The Odds of Winning the Lottery


The lottery is a game of chance in which people pay money to win a prize. The prizes are usually monetary, although some lotteries offer non-monetary prizes. The odds of winning the lottery are extremely low. However, it is possible to increase your chances of winning by buying more tickets. You can also use software to choose the best numbers to play. However, it is important to understand how the lottery works before you start playing.

Lottery means drawing lots to determine a winner or winners. A common type of lottery is a drawing for the right to buy a certain property. There are also other types of lotteries such as contests or raffles. The odds of winning the lottery depend on many factors, including luck and probability. The lottery is a form of gambling, and it should be avoided by people who are addicted to gambling.

When you play the lottery, you must have a strong determination to succeed. If you want to win, you must first learn the rules and regulations of your country’s lottery before you start playing. Then, you must develop a strategy that will help you maximize your chances of winning. You should also choose your numbers carefully, because the more numbers you have, the higher your chances of winning. You should avoid choosing numbers that are very similar to each other, because they may have a lower success rate than the others.

Besides that, you should study the results of previous winning numbers to find patterns. This way, you can make a more informed decision when selecting your numbers. In addition, you should try to select numbers that are not related to your age or personal information. For example, it is not a good idea to choose numbers that correspond to your birthday or your home address. Instead, you should opt for numbers that have a unique pattern or combination of letters and numbers.

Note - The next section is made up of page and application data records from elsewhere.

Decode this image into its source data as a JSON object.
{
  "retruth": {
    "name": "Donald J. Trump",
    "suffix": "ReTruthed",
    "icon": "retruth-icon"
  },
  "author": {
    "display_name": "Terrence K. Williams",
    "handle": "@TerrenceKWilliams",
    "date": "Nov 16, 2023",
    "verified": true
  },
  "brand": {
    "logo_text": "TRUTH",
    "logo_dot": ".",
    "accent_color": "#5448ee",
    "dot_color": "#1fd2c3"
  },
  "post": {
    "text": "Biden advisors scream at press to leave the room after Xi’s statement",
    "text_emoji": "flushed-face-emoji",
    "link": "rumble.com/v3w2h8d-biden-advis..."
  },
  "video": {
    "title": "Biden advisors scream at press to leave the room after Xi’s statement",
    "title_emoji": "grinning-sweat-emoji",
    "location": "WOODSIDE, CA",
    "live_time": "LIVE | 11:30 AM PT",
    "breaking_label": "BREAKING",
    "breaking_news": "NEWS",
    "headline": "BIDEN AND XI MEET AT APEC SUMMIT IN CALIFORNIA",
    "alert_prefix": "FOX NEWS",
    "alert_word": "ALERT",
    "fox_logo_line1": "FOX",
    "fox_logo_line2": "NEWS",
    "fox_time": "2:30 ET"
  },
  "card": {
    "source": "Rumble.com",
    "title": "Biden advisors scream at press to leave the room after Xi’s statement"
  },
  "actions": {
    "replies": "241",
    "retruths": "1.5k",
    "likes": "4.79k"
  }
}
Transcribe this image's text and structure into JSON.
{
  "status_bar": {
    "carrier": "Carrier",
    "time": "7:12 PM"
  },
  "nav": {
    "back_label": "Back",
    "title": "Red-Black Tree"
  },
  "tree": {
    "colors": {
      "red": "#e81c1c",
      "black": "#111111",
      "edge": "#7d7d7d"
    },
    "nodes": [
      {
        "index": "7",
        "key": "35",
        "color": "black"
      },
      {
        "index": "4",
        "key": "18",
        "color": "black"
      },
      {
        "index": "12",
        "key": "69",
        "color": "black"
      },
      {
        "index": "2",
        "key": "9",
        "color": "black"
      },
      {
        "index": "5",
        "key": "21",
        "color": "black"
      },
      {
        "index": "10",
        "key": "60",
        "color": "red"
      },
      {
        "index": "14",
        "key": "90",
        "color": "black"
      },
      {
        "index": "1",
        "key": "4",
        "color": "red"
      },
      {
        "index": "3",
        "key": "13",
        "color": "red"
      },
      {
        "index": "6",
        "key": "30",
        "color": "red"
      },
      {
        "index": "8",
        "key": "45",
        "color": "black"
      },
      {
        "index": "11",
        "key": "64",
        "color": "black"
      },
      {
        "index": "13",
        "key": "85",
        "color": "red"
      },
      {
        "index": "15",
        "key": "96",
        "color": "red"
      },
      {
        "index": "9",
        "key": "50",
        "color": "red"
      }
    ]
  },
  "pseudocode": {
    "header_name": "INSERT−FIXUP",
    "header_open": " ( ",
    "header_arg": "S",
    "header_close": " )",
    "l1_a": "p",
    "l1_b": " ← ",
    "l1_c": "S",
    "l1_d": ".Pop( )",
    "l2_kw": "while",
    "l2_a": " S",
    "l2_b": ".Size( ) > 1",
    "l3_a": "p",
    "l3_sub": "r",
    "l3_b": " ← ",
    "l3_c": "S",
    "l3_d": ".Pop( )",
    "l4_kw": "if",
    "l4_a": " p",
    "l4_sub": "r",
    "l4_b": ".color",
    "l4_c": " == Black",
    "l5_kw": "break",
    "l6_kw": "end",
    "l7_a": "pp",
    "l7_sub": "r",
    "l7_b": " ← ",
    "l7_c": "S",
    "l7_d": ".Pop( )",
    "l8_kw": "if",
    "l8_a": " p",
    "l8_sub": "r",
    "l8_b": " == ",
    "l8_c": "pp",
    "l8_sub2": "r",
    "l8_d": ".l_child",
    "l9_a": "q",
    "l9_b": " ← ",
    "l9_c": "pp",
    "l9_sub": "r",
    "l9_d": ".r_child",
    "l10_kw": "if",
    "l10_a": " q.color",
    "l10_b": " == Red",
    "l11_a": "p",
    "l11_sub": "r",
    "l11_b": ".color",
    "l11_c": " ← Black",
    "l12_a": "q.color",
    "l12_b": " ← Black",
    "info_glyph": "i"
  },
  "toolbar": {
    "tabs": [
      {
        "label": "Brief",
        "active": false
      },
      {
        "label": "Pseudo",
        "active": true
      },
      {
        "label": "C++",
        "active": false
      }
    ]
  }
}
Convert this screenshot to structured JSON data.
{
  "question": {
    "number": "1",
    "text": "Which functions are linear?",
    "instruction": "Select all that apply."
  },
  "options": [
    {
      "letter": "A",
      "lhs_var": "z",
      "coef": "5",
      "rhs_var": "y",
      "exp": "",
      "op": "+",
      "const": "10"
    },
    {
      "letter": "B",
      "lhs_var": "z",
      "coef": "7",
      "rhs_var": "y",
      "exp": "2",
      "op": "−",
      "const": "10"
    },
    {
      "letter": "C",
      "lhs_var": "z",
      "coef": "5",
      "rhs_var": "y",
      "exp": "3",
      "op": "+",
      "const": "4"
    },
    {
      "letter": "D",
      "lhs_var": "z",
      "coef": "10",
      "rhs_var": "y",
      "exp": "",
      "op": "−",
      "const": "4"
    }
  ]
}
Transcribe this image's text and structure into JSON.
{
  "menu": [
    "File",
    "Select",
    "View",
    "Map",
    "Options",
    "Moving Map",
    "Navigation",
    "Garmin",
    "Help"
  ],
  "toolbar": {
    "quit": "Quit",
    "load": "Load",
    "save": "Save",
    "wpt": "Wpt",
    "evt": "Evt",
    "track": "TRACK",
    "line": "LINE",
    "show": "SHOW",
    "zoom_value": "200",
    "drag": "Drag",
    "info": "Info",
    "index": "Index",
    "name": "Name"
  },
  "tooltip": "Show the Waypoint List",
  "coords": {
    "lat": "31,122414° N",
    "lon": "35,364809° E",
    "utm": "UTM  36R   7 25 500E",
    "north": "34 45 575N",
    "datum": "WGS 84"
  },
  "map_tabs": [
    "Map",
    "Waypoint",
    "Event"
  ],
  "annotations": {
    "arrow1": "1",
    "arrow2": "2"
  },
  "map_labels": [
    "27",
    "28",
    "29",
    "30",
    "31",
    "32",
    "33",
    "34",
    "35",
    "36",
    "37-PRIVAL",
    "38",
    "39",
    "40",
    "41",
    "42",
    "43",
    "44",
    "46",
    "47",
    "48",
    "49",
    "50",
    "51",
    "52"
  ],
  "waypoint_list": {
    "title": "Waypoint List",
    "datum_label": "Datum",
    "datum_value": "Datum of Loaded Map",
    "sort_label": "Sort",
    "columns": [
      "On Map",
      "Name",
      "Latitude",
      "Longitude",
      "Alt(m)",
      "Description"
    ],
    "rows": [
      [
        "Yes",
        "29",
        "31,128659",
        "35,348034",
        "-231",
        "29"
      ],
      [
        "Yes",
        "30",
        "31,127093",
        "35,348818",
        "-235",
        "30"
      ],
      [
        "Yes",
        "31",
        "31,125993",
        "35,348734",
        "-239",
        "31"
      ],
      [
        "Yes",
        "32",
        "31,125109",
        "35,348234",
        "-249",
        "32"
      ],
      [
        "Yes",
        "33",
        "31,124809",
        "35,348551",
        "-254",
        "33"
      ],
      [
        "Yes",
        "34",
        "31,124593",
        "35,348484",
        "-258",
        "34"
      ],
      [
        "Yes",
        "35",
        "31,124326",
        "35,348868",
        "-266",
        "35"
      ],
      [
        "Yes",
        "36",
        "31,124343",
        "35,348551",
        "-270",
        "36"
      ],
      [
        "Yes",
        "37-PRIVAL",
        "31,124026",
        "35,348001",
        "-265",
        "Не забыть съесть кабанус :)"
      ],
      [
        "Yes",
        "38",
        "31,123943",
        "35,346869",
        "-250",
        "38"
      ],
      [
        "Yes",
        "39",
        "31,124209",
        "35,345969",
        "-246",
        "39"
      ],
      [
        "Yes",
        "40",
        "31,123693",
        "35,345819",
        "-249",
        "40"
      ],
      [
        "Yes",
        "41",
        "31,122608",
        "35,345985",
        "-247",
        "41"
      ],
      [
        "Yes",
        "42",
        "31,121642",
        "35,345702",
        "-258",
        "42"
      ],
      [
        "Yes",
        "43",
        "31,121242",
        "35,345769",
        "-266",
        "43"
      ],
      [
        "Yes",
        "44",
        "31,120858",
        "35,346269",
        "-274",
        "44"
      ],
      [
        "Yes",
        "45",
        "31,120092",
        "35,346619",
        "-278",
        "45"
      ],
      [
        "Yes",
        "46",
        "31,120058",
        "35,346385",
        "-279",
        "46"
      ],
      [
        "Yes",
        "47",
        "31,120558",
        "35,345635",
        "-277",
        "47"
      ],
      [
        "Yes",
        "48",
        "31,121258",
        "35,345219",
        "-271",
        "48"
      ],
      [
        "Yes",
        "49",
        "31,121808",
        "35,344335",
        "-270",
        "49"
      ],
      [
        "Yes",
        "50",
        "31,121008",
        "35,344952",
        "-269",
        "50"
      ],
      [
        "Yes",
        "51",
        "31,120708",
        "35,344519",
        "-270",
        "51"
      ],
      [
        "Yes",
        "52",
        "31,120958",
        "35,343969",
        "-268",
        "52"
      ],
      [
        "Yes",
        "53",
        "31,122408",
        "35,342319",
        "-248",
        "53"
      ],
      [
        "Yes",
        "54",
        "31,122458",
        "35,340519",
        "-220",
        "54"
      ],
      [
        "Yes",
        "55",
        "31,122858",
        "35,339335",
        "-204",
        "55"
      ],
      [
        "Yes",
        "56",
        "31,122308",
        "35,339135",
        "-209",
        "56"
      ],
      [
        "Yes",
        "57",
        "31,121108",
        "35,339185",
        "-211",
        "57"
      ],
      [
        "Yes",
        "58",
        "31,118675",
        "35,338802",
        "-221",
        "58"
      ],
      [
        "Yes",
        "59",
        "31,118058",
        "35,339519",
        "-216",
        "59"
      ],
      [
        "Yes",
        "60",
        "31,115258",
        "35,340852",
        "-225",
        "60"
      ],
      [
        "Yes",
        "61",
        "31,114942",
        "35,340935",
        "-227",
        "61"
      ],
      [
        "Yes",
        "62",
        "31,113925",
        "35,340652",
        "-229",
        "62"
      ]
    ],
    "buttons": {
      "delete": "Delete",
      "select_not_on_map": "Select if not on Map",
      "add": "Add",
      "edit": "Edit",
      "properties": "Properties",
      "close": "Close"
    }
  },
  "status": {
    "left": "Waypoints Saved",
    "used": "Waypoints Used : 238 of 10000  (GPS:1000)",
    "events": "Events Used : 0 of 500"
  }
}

A lottery is a process in which tokens are distributed or sold and the winning ones are selected by chance. It is a popular activity in some cultures, such as the United States and Japan, and it has been used to raise funds for public projects. The lottery is a form of entertainment, but it can also be a tool for decision making, such as filling a vacancy in a sports team among equally qualified candidates or school placements.

In the United States, a lottery is usually run by a state or private organization. A percentage of the prize pool normally goes as organizers’ profits and administrative costs, while the remainder is given to the winners. The number of prizes and their sizes vary according to the state or sponsor.

A lottery is a type of competition in which a fixed number of tokens are distributed or sold and the winning numbers are drawn at random. The tokens are usually numbered, but they can also be shaped or colored.